> Task details
Below are the entries; return every line among them that holds the word "icon".

> Input records
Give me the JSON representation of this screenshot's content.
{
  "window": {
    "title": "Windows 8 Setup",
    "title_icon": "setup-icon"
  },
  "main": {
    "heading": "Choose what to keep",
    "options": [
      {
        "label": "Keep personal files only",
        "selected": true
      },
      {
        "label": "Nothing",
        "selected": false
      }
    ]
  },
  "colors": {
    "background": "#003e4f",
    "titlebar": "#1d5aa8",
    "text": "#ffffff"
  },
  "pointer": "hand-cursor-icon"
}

> Result of the exercise
    "title_icon": "setup-icon"
  "pointer": "hand-cursor-icon"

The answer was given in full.